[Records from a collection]
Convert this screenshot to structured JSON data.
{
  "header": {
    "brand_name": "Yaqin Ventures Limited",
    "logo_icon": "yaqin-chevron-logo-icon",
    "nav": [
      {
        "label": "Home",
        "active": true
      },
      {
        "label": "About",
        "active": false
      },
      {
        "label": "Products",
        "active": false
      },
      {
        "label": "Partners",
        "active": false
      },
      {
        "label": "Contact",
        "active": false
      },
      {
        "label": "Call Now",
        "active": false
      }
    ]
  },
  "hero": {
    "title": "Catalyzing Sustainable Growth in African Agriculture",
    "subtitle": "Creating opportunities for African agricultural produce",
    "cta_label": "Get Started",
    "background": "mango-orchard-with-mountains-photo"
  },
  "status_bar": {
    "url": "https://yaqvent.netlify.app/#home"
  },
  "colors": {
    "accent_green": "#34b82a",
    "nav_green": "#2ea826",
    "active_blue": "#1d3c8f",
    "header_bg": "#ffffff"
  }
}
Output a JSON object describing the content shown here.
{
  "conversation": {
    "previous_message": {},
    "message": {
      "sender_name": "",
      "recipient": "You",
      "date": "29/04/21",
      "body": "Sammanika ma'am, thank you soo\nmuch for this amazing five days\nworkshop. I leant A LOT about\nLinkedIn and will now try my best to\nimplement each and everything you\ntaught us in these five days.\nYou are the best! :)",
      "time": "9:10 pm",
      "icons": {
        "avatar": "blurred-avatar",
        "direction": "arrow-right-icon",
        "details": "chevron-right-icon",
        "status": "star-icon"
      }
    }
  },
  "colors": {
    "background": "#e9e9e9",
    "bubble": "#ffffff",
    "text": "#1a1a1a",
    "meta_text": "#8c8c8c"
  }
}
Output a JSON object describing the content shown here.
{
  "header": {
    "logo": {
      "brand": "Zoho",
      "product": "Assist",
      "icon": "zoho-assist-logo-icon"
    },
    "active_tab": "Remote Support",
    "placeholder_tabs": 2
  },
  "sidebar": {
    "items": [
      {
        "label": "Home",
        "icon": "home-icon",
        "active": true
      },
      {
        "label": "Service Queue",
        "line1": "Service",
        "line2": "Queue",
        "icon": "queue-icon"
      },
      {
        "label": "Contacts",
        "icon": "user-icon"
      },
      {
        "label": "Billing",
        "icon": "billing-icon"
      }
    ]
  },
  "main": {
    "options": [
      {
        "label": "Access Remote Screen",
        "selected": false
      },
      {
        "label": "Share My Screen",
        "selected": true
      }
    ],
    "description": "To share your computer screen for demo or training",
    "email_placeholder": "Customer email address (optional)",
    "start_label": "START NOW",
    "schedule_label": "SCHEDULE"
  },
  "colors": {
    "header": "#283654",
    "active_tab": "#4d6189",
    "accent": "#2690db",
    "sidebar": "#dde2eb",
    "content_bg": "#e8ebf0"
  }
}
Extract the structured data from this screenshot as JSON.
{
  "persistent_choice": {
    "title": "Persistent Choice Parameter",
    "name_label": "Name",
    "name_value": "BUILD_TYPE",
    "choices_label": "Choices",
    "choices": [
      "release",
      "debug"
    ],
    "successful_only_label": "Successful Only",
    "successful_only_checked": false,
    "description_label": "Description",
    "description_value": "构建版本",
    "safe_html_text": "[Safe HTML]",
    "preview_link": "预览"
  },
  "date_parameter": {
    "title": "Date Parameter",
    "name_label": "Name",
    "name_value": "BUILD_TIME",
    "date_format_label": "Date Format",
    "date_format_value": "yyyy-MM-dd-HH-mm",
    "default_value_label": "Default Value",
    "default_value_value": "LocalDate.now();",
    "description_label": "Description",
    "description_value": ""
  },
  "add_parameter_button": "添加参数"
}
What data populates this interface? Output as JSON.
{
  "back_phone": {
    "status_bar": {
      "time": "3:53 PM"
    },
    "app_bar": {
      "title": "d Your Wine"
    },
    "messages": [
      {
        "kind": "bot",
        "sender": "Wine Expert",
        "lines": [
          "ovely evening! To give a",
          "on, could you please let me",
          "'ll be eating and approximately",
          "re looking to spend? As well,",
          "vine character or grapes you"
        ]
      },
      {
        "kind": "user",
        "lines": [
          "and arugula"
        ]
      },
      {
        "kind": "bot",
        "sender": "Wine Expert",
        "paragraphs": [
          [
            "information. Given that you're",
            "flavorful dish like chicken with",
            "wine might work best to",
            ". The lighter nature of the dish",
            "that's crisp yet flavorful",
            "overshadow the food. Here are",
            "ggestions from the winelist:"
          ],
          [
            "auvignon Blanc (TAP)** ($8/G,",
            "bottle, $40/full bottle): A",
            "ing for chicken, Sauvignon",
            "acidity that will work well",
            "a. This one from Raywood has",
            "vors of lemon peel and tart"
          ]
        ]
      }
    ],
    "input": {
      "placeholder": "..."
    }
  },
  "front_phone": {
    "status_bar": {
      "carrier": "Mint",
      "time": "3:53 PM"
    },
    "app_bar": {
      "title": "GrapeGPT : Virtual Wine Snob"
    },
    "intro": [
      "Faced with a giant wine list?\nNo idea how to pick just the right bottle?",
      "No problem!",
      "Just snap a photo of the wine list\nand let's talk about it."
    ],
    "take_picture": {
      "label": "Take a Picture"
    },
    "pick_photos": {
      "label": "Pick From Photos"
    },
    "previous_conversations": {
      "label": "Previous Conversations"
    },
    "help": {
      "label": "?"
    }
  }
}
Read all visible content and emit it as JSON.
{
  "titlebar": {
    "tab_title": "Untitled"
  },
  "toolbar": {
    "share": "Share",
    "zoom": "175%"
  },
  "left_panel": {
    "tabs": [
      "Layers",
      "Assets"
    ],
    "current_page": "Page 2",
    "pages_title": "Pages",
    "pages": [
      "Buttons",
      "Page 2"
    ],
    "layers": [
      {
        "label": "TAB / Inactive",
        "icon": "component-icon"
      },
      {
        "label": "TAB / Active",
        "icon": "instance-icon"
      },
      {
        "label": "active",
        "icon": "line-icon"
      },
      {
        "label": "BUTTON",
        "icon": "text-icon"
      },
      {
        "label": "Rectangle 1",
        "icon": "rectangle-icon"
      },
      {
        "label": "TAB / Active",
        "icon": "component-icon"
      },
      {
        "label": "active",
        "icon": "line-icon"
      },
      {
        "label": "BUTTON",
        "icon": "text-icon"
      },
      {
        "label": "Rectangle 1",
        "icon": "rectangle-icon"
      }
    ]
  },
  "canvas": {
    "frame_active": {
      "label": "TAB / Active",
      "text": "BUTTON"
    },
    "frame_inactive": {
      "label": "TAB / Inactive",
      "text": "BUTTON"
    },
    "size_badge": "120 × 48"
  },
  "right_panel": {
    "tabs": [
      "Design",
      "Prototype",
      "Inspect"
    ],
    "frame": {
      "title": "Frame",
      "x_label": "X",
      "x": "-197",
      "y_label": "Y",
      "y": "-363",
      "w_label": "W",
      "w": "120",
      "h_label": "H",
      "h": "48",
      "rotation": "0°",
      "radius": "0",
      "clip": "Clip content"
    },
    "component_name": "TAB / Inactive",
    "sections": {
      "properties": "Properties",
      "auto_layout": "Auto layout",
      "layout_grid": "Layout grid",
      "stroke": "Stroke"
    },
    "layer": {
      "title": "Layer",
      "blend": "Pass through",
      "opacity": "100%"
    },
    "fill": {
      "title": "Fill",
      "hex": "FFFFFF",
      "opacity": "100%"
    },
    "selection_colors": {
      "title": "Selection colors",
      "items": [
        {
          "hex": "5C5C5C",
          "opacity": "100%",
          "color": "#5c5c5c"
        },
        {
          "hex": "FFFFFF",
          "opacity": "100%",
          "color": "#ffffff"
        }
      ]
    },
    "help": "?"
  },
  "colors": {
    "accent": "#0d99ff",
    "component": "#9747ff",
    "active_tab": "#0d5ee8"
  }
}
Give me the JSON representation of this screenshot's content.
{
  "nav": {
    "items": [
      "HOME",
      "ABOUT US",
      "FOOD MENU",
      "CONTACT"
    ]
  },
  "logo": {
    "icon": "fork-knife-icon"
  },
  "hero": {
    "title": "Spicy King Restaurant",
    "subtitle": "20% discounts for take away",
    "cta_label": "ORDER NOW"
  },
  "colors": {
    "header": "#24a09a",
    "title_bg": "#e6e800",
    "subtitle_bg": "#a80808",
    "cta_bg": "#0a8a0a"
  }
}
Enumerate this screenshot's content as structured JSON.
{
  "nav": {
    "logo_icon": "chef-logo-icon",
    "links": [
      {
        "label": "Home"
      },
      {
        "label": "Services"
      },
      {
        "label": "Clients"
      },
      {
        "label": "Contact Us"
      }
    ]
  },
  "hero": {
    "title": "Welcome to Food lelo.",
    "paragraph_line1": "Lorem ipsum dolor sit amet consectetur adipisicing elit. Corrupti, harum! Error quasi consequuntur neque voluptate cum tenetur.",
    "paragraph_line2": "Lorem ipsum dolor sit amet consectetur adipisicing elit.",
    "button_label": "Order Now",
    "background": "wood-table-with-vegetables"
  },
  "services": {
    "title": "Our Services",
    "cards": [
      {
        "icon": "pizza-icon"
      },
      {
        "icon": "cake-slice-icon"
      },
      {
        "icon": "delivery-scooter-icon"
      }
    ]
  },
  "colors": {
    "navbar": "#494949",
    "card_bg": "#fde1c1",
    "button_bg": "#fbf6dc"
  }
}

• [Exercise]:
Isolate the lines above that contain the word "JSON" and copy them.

• [Exercise response]:
Convert this screenshot to structured JSON data.
Output a JSON object describing the content shown here.
Output a JSON object describing the content shown here.
Extract the structured data from this screenshot as JSON.
What data populates this interface? Output as JSON.
Read all visible content and emit it as JSON.
Give me the JSON representation of this screenshot's content.
Enumerate this screenshot's content as structured JSON.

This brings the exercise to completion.